“In a recently completed study, Mackenzie Eikenberry employed the regular use of poetry in her third and fourth grade dual language classroom.     Each day students were asked to practice and then perform for classmates a new poem (or other short text) using the Fluency Development Lesson format (Rasinski, 2010).    Each poem performance was followed with brief exploration of and instruction in words from the poem. In approximately a four month implementation (less than half a school year) of poetry reading and performance Ms. Mackenzie found that her 3rd graders made over a year’s growth in reading achievement while her fourth grade students made more than three quarters of a year’s growth.

The world is indeed full of poetry.  Yet, poetry (and song) may be some of the most underutilized texts in our reading classrooms today.  Perhaps it’s time for reading educators to rethink the value and importance of these wonderful texts. “
Want to read more about this- I’ll be blogging out the Winter 2019 issue when we go live and give readers a link to that issue. Please note that the gains made were accomplished in a 4 month period. Impressive!

So, that is what I’m going to be up to with my after school students. We’ll be practicing poems and song. I’m adding the caveat of think alouds with direction instruction. More about the “why” on that next time.

My newest ideas on how to help readers, especially younger readers, get off to a good start in reading seem to be crystalizing. Allow me to think aloud with you for a moment.

  • BRING BACK NURSERY RHYMES, we don’t do that much anymore and by not doing it we rob our children of some valuable literacy foundation and background.
  • Practice nursery rhymes and other songs during the week leading to a Friday performance. Different kids different Fridays. Lots of fun reasons to reread text during the week. It makes the needed drill FUN!!!!
  • During the practice of nursery rhymes and songs, include think alouds about how words work. Include direct instruction on the sounds that letters make as part of those think a alouds
  • Provide a print rich environment in both the classroom and home. Let the kids see the grownups reading. Let the grownups also read to the kids.
  • Provide choice based on interest for the kid’s independent reading selections (or what’s being read to them). A child is not a level. Levels are a teacher’s tool for selected instruction.  Fountas and Pinnell, Burkins and Yaris, Calkins among others call for classroom libraries organized by interests not by level. GIVE THE CHILDREN CHOICE- choice is the foundation for creating lifelong readers.
  • Talk to the kids about the books, songs and poems. Who was your favorite character (storybooks)? What new thing did you learn? (non-fiction). What did you like best about the book/song/poem?
  • Find out the child’s favorite author/series and if they don’t have one scaffold them into finding one.
  • And above all, READ READ READ READ READ (you get the idea!)

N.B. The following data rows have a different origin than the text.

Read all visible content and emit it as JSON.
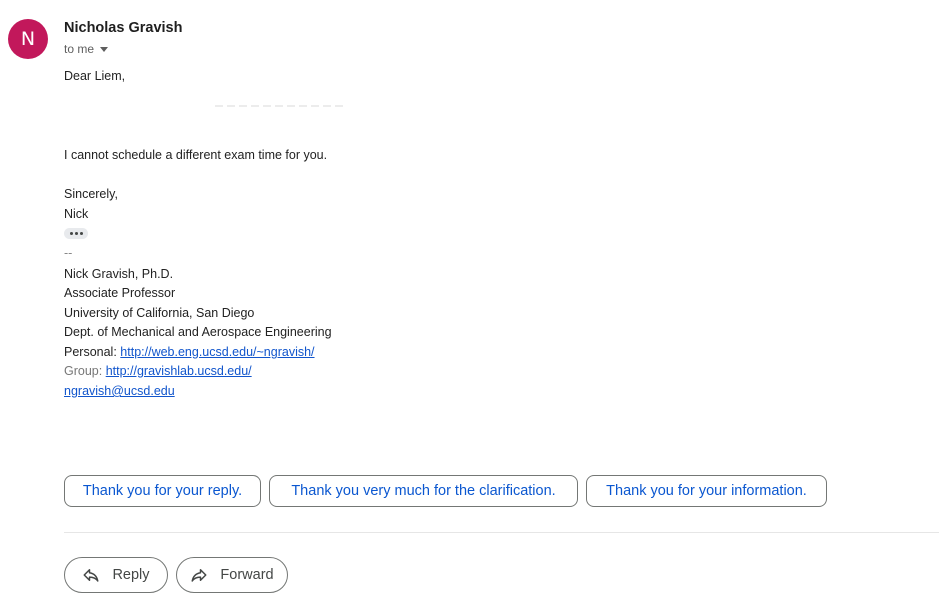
{
  "sender": {
    "avatar_letter": "N",
    "avatar_color": "#c2185b",
    "name": "Nicholas Gravish",
    "recipient": "to me"
  },
  "body": {
    "greeting": "Dear Liem,",
    "message": "I cannot schedule a different exam time for you.",
    "closing": "Sincerely,",
    "sign_name": "Nick"
  },
  "signature": {
    "dashes": "--",
    "name": "Nick Gravish, Ph.D.",
    "title": "Associate Professor",
    "university": "University of California, San Diego",
    "department": "Dept. of Mechanical and Aerospace Engineering",
    "personal_label": "Personal:",
    "personal_url": "http://web.eng.ucsd.edu/~ngravish/",
    "group_label": "Group:",
    "group_url": "http://gravishlab.ucsd.edu/",
    "email": "ngravish@ucsd.edu"
  },
  "smart_replies": [
    "Thank you for your reply.",
    "Thank you very much for the clarification.",
    "Thank you for your information."
  ],
  "actions": {
    "reply": "Reply",
    "forward": "Forward"
  },
  "icons": {
    "show_trimmed": "more-horiz-icon",
    "reply": "reply-icon",
    "forward": "forward-icon",
    "recipient_menu": "caret-down-icon"
  },
  "colors": {
    "link": "#1155cc",
    "chip_text": "#0b57d0"
  }
}
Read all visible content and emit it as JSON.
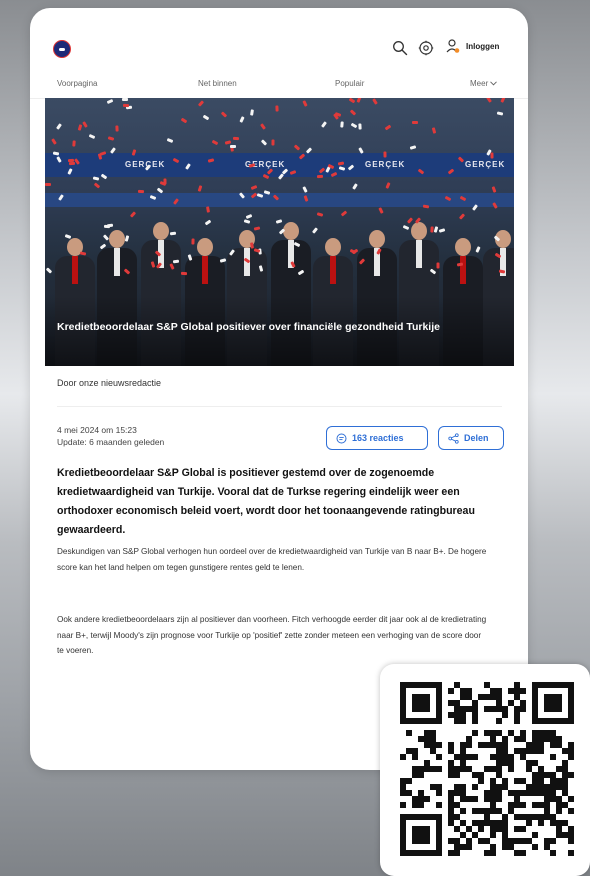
{
  "header": {
    "logo": "site-logo",
    "icons": [
      "search-icon",
      "settings-icon",
      "user-icon"
    ],
    "login_label": "Inloggen",
    "accent": "#2f6fd6"
  },
  "nav": {
    "items": [
      {
        "label": "Voorpagina"
      },
      {
        "label": "Net binnen"
      },
      {
        "label": "Populair"
      },
      {
        "label": "Meer"
      }
    ]
  },
  "hero": {
    "caption": "Kredietbeoordelaar S&P Global positiever over financiële gezondheid Turkije",
    "banner_texts": [
      "GERÇEK",
      "GERÇEK",
      "GERÇEK",
      "GERÇEK"
    ]
  },
  "article": {
    "byline": "Door onze nieuwsredactie",
    "date": "4 mei 2024 om 15:23",
    "update": "Update: 6 maanden geleden",
    "comments_label": "163 reacties",
    "share_label": "Delen",
    "lead": "Kredietbeoordelaar S&P Global is positiever gestemd over de zogenoemde kredietwaardigheid van Turkije. Vooral dat de Turkse regering eindelijk weer een orthodoxer economisch beleid voert, wordt door het toonaangevende ratingbureau gewaardeerd.",
    "paragraphs": [
      "Deskundigen van S&P Global verhogen hun oordeel over de kredietwaardigheid van Turkije van B naar B+. De hogere score kan het land helpen om tegen gunstigere rentes geld te lenen.",
      "Ook andere kredietbeoordelaars zijn al positiever dan voorheen. Fitch verhoogde eerder dit jaar ook al de kredietrating naar B+, terwijl Moody's zijn prognose voor Turkije op 'positief' zette zonder meteen een verhoging van de score door te voeren."
    ]
  },
  "qr": {
    "icon": "qr-code"
  }
}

So I will pick up next time and report on how it is going with the after school students and including the practice of nursery rhymes and songs. I’ll address the issue of how to make sure the sounds can be learned in a reasonable sequence. Since this is a supplement to a main program, I’ll talk about how I am attempting to support the main program of phonics the children are using.  I think you can already guess that between the poems and songs in the Megabook of Fluency, and the books/songs of Eric Litwin I anticipate having no trouble finding the materials I need to support the children in teaching specific sounds and sound symbol relations.

So until next time

 

Happy Reading and Writing.

 

Dr. Sam Bommarito,  aka the “sound man from St. Louis, advocate of  both the explicit and implicit teaching of how words work.

(Visitors from Facebook and Twitter, if you like what you’re reading please consider subscribing to the blog. THANKS! Dr. B

Rasinski, T. V. (2010).  The Fluent Reader:  Oral and silent reading strategies for building word recognition, fluency, and comprehension (2nd edition).  New York: Scholastic.

Rasinski, T. V. & Smith, M. C. (2018).  The Megabook of Fluency.   New York:  Scholastic.

Copyright 2018 by Dr. Sam Bommarito who is solely responsible for it’s content